* _Task details_: What you return should be the full listing, exactly as given.

* _Supplied records_:

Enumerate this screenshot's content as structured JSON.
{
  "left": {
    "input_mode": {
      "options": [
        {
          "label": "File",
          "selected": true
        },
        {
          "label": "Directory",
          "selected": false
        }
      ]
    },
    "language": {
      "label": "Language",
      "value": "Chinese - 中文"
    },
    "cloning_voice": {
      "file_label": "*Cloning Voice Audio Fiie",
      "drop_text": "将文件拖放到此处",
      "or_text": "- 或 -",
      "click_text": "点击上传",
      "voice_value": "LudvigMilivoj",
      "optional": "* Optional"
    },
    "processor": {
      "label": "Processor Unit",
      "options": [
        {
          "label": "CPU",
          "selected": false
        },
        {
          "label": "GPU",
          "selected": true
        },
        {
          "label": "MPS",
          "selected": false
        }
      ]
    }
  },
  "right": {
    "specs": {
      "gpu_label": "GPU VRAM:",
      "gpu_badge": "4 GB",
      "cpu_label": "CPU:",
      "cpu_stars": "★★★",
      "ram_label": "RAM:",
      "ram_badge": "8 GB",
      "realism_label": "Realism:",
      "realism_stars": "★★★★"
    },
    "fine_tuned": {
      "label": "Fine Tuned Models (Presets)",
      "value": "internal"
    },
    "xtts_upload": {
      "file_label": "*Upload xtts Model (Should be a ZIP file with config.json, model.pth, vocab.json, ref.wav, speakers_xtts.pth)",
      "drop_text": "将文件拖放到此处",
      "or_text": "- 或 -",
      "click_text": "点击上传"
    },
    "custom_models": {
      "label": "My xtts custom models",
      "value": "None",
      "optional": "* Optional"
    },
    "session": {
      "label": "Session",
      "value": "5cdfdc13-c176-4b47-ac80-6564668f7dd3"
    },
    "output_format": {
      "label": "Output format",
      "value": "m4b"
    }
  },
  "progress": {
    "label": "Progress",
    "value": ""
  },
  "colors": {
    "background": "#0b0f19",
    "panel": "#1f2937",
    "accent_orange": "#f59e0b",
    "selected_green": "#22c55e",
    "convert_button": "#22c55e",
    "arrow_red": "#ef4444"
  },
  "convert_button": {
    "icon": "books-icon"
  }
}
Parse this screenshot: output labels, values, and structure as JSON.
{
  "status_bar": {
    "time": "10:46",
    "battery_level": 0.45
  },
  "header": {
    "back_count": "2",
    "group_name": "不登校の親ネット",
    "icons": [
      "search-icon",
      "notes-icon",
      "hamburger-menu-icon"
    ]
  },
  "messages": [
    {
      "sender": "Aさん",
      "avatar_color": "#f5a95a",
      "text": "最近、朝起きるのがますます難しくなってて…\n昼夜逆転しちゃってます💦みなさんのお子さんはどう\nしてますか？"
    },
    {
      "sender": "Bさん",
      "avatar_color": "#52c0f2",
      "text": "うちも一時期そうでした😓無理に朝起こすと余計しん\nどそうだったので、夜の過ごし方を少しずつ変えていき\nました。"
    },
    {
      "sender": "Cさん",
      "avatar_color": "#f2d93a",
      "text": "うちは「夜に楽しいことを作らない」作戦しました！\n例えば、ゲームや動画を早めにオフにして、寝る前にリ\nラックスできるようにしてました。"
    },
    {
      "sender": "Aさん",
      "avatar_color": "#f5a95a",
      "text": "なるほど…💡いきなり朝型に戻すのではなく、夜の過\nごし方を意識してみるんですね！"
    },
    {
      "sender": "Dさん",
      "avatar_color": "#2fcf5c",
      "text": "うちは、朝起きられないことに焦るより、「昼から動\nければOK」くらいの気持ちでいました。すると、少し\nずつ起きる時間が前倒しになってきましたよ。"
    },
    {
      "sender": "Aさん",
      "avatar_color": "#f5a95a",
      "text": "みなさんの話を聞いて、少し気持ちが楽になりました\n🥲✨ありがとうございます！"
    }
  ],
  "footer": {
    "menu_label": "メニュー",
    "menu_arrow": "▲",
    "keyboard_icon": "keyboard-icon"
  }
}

* _Result of the task_:
Enumerate this screenshot's content as structured JSON.
{
  "left": {
    "input_mode": {
      "options": [
        {
          "label": "File",
          "selected": true
        },
        {
          "label": "Directory",
          "selected": false
        }
      ]
    },
    "language": {
      "label": "Language",
      "value": "Chinese - 中文"
    },
    "cloning_voice": {
      "file_label": "*Cloning Voice Audio Fiie",
      "drop_text": "将文件拖放到此处",
      "or_text": "- 或 -",
      "click_text": "点击上传",
      "voice_value": "LudvigMilivoj",
      "optional": "* Optional"
    },
    "processor": {
      "label": "Processor Unit",
      "options": [
        {
          "label": "CPU",
          "selected": false
        },
        {
          "label": "GPU",
          "selected": true
        },
        {
          "label": "MPS",
          "selected": false
        }
      ]
    }
  },
  "right": {
    "specs": {
      "gpu_label": "GPU VRAM:",
      "gpu_badge": "4 GB",
      "cpu_label": "CPU:",
      "cpu_stars": "★★★",
      "ram_label": "RAM:",
      "ram_badge": "8 GB",
      "realism_label": "Realism:",
      "realism_stars": "★★★★"
    },
    "fine_tuned": {
      "label": "Fine Tuned Models (Presets)",
      "value": "internal"
    },
    "xtts_upload": {
      "file_label": "*Upload xtts Model (Should be a ZIP file with config.json, model.pth, vocab.json, ref.wav, speakers_xtts.pth)",
      "drop_text": "将文件拖放到此处",
      "or_text": "- 或 -",
      "click_text": "点击上传"
    },
    "custom_models": {
      "label": "My xtts custom models",
      "value": "None",
      "optional": "* Optional"
    },
    "session": {
      "label": "Session",
      "value": "5cdfdc13-c176-4b47-ac80-6564668f7dd3"
    },
    "output_format": {
      "label": "Output format",
      "value": "m4b"
    }
  },
  "progress": {
    "label": "Progress",
    "value": ""
  },
  "colors": {
    "background": "#0b0f19",
    "panel": "#1f2937",
    "accent_orange": "#f59e0b",
    "selected_green": "#22c55e",
    "convert_button": "#22c55e",
    "arrow_red": "#ef4444"
  },
  "convert_button": {
    "icon": "books-icon"
  }
}
Parse this screenshot: output labels, values, and structure as JSON.
{
  "status_bar": {
    "time": "10:46",
    "battery_level": 0.45
  },
  "header": {
    "back_count": "2",
    "group_name": "不登校の親ネット",
    "icons": [
      "search-icon",
      "notes-icon",
      "hamburger-menu-icon"
    ]
  },
  "messages": [
    {
      "sender": "Aさん",
      "avatar_color": "#f5a95a",
      "text": "最近、朝起きるのがますます難しくなってて…\n昼夜逆転しちゃってます💦みなさんのお子さんはどう\nしてますか？"
    },
    {
      "sender": "Bさん",
      "avatar_color": "#52c0f2",
      "text": "うちも一時期そうでした😓無理に朝起こすと余計しん\nどそうだったので、夜の過ごし方を少しずつ変えていき\nました。"
    },
    {
      "sender": "Cさん",
      "avatar_color": "#f2d93a",
      "text": "うちは「夜に楽しいことを作らない」作戦しました！\n例えば、ゲームや動画を早めにオフにして、寝る前にリ\nラックスできるようにしてました。"
    },
    {
      "sender": "Aさん",
      "avatar_color": "#f5a95a",
      "text": "なるほど…💡いきなり朝型に戻すのではなく、夜の過\nごし方を意識してみるんですね！"
    },
    {
      "sender": "Dさん",
      "avatar_color": "#2fcf5c",
      "text": "うちは、朝起きられないことに焦るより、「昼から動\nければOK」くらいの気持ちでいました。すると、少し\nずつ起きる時間が前倒しになってきましたよ。"
    },
    {
      "sender": "Aさん",
      "avatar_color": "#f5a95a",
      "text": "みなさんの話を聞いて、少し気持ちが楽になりました\n🥲✨ありがとうございます！"
    }
  ],
  "footer": {
    "menu_label": "メニュー",
    "menu_arrow": "▲",
    "keyboard_icon": "keyboard-icon"
  }
}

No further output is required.